Problem to solve: An exact retyping of every record is required.

[Collected data entries]
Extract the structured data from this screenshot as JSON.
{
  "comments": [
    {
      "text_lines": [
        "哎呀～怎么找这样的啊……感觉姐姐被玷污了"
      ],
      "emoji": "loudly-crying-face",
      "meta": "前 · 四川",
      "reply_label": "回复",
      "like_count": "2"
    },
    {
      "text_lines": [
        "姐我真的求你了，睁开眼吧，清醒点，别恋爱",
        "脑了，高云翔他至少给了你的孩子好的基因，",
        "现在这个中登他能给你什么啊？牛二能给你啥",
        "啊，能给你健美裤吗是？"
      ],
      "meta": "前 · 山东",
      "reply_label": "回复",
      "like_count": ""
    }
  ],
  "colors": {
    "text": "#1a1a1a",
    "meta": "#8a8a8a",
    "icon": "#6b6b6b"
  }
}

Answer area:
Extract the structured data from this screenshot as JSON.
{
  "comments": [
    {
      "text_lines": [
        "哎呀～怎么找这样的啊……感觉姐姐被玷污了"
      ],
      "emoji": "loudly-crying-face",
      "meta": "前 · 四川",
      "reply_label": "回复",
      "like_count": "2"
    },
    {
      "text_lines": [
        "姐我真的求你了，睁开眼吧，清醒点，别恋爱",
        "脑了，高云翔他至少给了你的孩子好的基因，",
        "现在这个中登他能给你什么啊？牛二能给你啥",
        "啊，能给你健美裤吗是？"
      ],
      "meta": "前 · 山东",
      "reply_label": "回复",
      "like_count": ""
    }
  ],
  "colors": {
    "text": "#1a1a1a",
    "meta": "#8a8a8a",
    "icon": "#6b6b6b"
  }
}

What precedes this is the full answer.